#### Task objective:
Each entry needs to be copied exactly, with nothing left out.
%%
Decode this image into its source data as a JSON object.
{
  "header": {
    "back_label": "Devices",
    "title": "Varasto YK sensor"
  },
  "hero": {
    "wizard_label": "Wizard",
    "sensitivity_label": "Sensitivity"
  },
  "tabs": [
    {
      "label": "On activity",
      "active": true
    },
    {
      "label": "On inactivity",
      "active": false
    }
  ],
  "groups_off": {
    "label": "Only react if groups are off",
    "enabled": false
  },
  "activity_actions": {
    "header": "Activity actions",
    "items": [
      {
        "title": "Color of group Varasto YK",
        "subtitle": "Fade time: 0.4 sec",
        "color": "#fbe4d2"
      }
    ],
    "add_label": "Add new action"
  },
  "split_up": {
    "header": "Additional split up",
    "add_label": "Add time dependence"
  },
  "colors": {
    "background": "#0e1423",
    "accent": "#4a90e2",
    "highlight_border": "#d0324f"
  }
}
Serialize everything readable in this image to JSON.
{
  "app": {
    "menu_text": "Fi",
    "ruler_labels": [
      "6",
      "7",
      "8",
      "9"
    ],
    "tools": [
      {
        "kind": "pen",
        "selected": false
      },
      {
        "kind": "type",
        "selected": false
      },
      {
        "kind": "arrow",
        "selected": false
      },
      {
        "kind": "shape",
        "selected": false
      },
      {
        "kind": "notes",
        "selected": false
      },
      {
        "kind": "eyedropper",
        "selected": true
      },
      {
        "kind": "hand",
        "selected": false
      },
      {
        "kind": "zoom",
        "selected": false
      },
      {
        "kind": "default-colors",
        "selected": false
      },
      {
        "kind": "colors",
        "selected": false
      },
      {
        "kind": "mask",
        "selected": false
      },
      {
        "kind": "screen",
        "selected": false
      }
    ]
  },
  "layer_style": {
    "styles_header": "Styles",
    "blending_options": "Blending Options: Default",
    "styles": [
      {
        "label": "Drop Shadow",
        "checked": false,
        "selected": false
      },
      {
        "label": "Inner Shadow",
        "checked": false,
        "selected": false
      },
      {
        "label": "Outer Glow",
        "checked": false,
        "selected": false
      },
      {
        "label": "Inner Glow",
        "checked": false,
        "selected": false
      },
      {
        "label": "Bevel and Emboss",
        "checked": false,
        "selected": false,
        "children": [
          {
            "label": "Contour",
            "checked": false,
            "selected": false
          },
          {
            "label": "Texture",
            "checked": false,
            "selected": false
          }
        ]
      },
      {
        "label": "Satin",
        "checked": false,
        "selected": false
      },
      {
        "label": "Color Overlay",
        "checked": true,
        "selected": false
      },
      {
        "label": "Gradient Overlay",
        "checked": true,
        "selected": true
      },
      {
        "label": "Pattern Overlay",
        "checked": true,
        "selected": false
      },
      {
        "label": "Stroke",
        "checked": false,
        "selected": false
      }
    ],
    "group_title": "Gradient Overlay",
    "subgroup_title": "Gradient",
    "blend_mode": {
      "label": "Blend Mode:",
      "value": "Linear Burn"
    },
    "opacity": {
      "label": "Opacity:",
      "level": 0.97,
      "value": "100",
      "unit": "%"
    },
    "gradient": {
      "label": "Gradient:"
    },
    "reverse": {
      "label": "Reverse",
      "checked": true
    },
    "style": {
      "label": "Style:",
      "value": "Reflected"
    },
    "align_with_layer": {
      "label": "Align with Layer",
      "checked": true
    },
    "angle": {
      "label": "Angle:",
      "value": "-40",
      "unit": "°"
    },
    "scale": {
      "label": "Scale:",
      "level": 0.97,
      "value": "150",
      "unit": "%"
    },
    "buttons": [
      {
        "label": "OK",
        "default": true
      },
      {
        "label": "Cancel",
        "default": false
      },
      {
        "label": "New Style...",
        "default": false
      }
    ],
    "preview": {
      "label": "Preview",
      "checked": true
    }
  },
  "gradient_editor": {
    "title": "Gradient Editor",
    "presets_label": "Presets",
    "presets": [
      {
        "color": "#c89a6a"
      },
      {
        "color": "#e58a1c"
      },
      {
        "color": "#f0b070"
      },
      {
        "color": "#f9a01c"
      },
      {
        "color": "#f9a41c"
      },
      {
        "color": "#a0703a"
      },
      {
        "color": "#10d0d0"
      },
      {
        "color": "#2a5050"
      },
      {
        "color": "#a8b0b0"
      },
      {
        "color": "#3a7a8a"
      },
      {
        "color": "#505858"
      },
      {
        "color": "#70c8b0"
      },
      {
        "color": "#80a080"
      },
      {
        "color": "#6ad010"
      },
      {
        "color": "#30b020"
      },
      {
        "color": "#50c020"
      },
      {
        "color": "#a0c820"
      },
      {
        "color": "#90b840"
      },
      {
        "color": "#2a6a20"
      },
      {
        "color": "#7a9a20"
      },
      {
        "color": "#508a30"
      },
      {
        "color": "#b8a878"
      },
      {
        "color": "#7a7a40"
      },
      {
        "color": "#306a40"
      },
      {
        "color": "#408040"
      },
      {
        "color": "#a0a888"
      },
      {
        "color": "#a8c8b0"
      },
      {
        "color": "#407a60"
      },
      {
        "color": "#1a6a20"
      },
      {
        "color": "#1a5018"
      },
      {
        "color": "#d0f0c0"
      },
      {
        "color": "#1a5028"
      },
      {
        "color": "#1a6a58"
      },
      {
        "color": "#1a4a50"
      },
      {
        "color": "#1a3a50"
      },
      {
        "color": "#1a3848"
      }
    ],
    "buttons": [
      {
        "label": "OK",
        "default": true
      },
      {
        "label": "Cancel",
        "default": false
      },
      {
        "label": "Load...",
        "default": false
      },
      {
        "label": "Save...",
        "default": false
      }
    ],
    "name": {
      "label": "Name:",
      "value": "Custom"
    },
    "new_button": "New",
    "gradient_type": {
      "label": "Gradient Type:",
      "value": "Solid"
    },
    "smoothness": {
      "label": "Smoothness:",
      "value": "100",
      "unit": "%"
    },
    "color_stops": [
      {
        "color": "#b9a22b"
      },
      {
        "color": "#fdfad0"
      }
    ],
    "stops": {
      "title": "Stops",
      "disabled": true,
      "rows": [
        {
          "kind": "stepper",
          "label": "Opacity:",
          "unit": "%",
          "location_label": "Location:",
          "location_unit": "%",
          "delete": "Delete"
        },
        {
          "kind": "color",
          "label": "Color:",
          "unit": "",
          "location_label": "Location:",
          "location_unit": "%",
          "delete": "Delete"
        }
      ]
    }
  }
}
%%
#### Exercise response:
Decode this image into its source data as a JSON object.
{
  "header": {
    "back_label": "Devices",
    "title": "Varasto YK sensor"
  },
  "hero": {
    "wizard_label": "Wizard",
    "sensitivity_label": "Sensitivity"
  },
  "tabs": [
    {
      "label": "On activity",
      "active": true
    },
    {
      "label": "On inactivity",
      "active": false
    }
  ],
  "groups_off": {
    "label": "Only react if groups are off",
    "enabled": false
  },
  "activity_actions": {
    "header": "Activity actions",
    "items": [
      {
        "title": "Color of group Varasto YK",
        "subtitle": "Fade time: 0.4 sec",
        "color": "#fbe4d2"
      }
    ],
    "add_label": "Add new action"
  },
  "split_up": {
    "header": "Additional split up",
    "add_label": "Add time dependence"
  },
  "colors": {
    "background": "#0e1423",
    "accent": "#4a90e2",
    "highlight_border": "#d0324f"
  }
}
Serialize everything readable in this image to JSON.
{
  "app": {
    "menu_text": "Fi",
    "ruler_labels": [
      "6",
      "7",
      "8",
      "9"
    ],
    "tools": [
      {
        "kind": "pen",
        "selected": false
      },
      {
        "kind": "type",
        "selected": false
      },
      {
        "kind": "arrow",
        "selected": false
      },
      {
        "kind": "shape",
        "selected": false
      },
      {
        "kind": "notes",
        "selected": false
      },
      {
        "kind": "eyedropper",
        "selected": true
      },
      {
        "kind": "hand",
        "selected": false
      },
      {
        "kind": "zoom",
        "selected": false
      },
      {
        "kind": "default-colors",
        "selected": false
      },
      {
        "kind": "colors",
        "selected": false
      },
      {
        "kind": "mask",
        "selected": false
      },
      {
        "kind": "screen",
        "selected": false
      }
    ]
  },
  "layer_style": {
    "styles_header": "Styles",
    "blending_options": "Blending Options: Default",
    "styles": [
      {
        "label": "Drop Shadow",
        "checked": false,
        "selected": false
      },
      {
        "label": "Inner Shadow",
        "checked": false,
        "selected": false
      },
      {
        "label": "Outer Glow",
        "checked": false,
        "selected": false
      },
      {
        "label": "Inner Glow",
        "checked": false,
        "selected": false
      },
      {
        "label": "Bevel and Emboss",
        "checked": false,
        "selected": false,
        "children": [
          {
            "label": "Contour",
            "checked": false,
            "selected": false
          },
          {
            "label": "Texture",
            "checked": false,
            "selected": false
          }
        ]
      },
      {
        "label": "Satin",
        "checked": false,
        "selected": false
      },
      {
        "label": "Color Overlay",
        "checked": true,
        "selected": false
      },
      {
        "label": "Gradient Overlay",
        "checked": true,
        "selected": true
      },
      {
        "label": "Pattern Overlay",
        "checked": true,
        "selected": false
      },
      {
        "label": "Stroke",
        "checked": false,
        "selected": false
      }
    ],
    "group_title": "Gradient Overlay",
    "subgroup_title": "Gradient",
    "blend_mode": {
      "label": "Blend Mode:",
      "value": "Linear Burn"
    },
    "opacity": {
      "label": "Opacity:",
      "level": 0.97,
      "value": "100",
      "unit": "%"
    },
    "gradient": {
      "label": "Gradient:"
    },
    "reverse": {
      "label": "Reverse",
      "checked": true
    },
    "style": {
      "label": "Style:",
      "value": "Reflected"
    },
    "align_with_layer": {
      "label": "Align with Layer",
      "checked": true
    },
    "angle": {
      "label": "Angle:",
      "value": "-40",
      "unit": "°"
    },
    "scale": {
      "label": "Scale:",
      "level": 0.97,
      "value": "150",
      "unit": "%"
    },
    "buttons": [
      {
        "label": "OK",
        "default": true
      },
      {
        "label": "Cancel",
        "default": false
      },
      {
        "label": "New Style...",
        "default": false
      }
    ],
    "preview": {
      "label": "Preview",
      "checked": true
    }
  },
  "gradient_editor": {
    "title": "Gradient Editor",
    "presets_label": "Presets",
    "presets": [
      {
        "color": "#c89a6a"
      },
      {
        "color": "#e58a1c"
      },
      {
        "color": "#f0b070"
      },
      {
        "color": "#f9a01c"
      },
      {
        "color": "#f9a41c"
      },
      {
        "color": "#a0703a"
      },
      {
        "color": "#10d0d0"
      },
      {
        "color": "#2a5050"
      },
      {
        "color": "#a8b0b0"
      },
      {
        "color": "#3a7a8a"
      },
      {
        "color": "#505858"
      },
      {
        "color": "#70c8b0"
      },
      {
        "color": "#80a080"
      },
      {
        "color": "#6ad010"
      },
      {
        "color": "#30b020"
      },
      {
        "color": "#50c020"
      },
      {
        "color": "#a0c820"
      },
      {
        "color": "#90b840"
      },
      {
        "color": "#2a6a20"
      },
      {
        "color": "#7a9a20"
      },
      {
        "color": "#508a30"
      },
      {
        "color": "#b8a878"
      },
      {
        "color": "#7a7a40"
      },
      {
        "color": "#306a40"
      },
      {
        "color": "#408040"
      },
      {
        "color": "#a0a888"
      },
      {
        "color": "#a8c8b0"
      },
      {
        "color": "#407a60"
      },
      {
        "color": "#1a6a20"
      },
      {
        "color": "#1a5018"
      },
      {
        "color": "#d0f0c0"
      },
      {
        "color": "#1a5028"
      },
      {
        "color": "#1a6a58"
      },
      {
        "color": "#1a4a50"
      },
      {
        "color": "#1a3a50"
      },
      {
        "color": "#1a3848"
      }
    ],
    "buttons": [
      {
        "label": "OK",
        "default": true
      },
      {
        "label": "Cancel",
        "default": false
      },
      {
        "label": "Load...",
        "default": false
      },
      {
        "label": "Save...",
        "default": false
      }
    ],
    "name": {
      "label": "Name:",
      "value": "Custom"
    },
    "new_button": "New",
    "gradient_type": {
      "label": "Gradient Type:",
      "value": "Solid"
    },
    "smoothness": {
      "label": "Smoothness:",
      "value": "100",
      "unit": "%"
    },
    "color_stops": [
      {
        "color": "#b9a22b"
      },
      {
        "color": "#fdfad0"
      }
    ],
    "stops": {
      "title": "Stops",
      "disabled": true,
      "rows": [
        {
          "kind": "stepper",
          "label": "Opacity:",
          "unit": "%",
          "location_label": "Location:",
          "location_unit": "%",
          "delete": "Delete"
        },
        {
          "kind": "color",
          "label": "Color:",
          "unit": "",
          "location_label": "Location:",
          "location_unit": "%",
          "delete": "Delete"
        }
      ]
    }
  }
}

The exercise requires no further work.